Primary VLANs is used to deliver frames downstream from router to all hosts; Isolated VLAN transports frames from stub hosts upstream to the router; Community VLANs allow frames exchange withing a single group and also forward frames in upstream direction towards P-port. All the basic MAC address learning and unknown unicast flooding princinples remain the same.
Let’s move to the configuration part (Primary VLAN 100, Isolated VLAN 101 and Community VLAN 102).
Create Primary and Secondary VLANs and group them into PVLAN domain:
! ! Creating VLANs: Primary, subject to subdivision ! vlan 100 private-vlan primary ! ! Isolated VLAN: Connects all stub hosts to router ! vlan 101 private-vlan isolated ! ! Community VLAN: allows a subVLAN within a Primary VLAN ! vlan 102 private-vlan community ! ! Associating ! vlan 100 private-vlan assoc 101,102
What this step is needed for, is to group PVLANs into a domain and establish a formal association (for syntax checking and VLAN type verifications).

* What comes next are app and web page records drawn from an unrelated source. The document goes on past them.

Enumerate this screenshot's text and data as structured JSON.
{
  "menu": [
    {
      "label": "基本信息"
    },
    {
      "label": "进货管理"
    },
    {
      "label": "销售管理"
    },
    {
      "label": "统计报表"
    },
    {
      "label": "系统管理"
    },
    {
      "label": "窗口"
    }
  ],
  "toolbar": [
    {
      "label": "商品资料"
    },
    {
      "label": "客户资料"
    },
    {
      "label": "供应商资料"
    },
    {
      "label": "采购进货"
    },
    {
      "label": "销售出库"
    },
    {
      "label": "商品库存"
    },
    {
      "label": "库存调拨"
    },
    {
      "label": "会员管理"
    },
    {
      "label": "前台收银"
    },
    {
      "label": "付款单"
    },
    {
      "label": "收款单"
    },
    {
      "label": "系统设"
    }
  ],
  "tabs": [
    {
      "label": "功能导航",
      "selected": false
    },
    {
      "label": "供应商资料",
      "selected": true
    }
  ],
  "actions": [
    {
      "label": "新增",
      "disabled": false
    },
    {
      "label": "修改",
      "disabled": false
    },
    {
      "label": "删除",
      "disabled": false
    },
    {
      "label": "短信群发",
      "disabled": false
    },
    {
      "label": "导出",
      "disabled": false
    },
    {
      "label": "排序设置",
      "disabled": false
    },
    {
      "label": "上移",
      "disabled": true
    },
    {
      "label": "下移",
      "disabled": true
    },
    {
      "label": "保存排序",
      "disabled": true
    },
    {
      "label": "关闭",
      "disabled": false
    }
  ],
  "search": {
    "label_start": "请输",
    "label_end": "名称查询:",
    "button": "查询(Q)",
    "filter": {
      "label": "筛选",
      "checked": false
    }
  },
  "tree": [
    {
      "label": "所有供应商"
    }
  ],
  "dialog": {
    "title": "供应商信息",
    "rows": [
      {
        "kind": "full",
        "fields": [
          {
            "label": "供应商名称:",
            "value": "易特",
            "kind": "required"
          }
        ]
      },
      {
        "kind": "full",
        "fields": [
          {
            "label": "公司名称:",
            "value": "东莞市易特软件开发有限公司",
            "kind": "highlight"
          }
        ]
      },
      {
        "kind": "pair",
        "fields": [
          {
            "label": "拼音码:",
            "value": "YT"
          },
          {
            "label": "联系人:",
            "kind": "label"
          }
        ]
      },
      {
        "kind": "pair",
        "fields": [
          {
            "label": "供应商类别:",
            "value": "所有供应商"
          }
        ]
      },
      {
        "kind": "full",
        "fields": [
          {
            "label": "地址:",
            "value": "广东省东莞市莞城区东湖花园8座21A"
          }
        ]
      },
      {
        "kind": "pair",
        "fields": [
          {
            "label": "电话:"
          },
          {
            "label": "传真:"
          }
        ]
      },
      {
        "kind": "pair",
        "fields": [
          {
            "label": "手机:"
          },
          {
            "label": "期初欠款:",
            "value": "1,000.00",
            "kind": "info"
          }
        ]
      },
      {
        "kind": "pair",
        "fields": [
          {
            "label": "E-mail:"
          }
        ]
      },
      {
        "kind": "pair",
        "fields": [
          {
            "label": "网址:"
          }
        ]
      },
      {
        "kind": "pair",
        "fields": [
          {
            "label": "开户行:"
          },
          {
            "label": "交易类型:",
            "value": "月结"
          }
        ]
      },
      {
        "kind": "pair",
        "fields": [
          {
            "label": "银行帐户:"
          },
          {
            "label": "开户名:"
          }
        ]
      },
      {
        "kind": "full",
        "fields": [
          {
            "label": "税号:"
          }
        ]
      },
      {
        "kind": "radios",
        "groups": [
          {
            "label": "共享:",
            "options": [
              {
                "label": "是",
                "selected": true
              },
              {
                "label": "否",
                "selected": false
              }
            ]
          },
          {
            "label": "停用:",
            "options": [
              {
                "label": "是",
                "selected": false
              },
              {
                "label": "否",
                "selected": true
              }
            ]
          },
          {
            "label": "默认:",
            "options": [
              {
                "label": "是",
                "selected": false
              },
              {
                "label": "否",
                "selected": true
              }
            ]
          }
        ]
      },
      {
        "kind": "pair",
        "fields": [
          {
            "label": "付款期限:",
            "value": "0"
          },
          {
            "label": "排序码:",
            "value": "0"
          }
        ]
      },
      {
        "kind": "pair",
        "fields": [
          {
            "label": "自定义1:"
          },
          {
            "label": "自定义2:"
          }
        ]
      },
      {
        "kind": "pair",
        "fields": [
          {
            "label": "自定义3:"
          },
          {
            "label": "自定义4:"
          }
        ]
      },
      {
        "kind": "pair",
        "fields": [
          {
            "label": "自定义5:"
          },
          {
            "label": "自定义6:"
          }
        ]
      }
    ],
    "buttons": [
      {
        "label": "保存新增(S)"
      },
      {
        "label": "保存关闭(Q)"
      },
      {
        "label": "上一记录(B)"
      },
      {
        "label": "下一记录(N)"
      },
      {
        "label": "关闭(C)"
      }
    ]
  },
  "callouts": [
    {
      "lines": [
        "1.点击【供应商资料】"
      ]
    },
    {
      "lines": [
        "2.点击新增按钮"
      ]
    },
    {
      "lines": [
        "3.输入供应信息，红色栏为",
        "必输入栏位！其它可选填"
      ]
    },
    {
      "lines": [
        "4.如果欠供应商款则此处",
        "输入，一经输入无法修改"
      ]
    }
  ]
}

Configure host ports and bind them to the respective isolated PVLANs. Note that a host port belongs to different VLANs at the same time: downstream primary and upstream secondary.
! ! Isolated port (uses isoalated VLAN to talk to P-port) ! interface FastEthernet x/y switchport mode private-vlan host switchport private-vlan host-association 100 101 ! ! Community ports: use community VLAN ! interface range FastEthernet x/y - z switchport mode private-vlan host switchport private-vlan host-association 100 102
Create a promiscuous port, and configure downstream mapping. Here we add secondary VLANs for which traffic is received by this P-port. Primary VLAN is used to send traffic downstream to all C/I ports as per their associations.
! ! Router port ! interface FastEthernet x/y switchport mode private-vlan promisc switchport private-vlan mapping 100 add 101,102
if you need to configure an SVI on the switch, you should add an interface correspoding to Primary VLAN only. Obviously that’s because of all secondary VLANs being simply “subordiantes” of primary. In our case the config would look like this:
interface Vlan 100 ip address 172.16.0.1 255.255.255.0
Lastly, there is another feature, worths to be mentioned, called protected port or Private VLAN edge. The feature is pretty basic and avaiable even on low-end Cisco switches, allows to isolate ports in the same VLAN. Specifically, all ports in a VLAN, marked as protected are prohibited from sending frames to each other (but still allowed to send frames to other (non-protected) ports within the same VLAN). Usually, ports configurated as protected, are also configured not to receive unknown unicast (frame with destination MAC address not in switch’s MAC table) and multicast frames flooding for added security.
interface range FastEthernet 0/1 - 2 switchport mode access switchport protected switchport block unicast switchport block multicast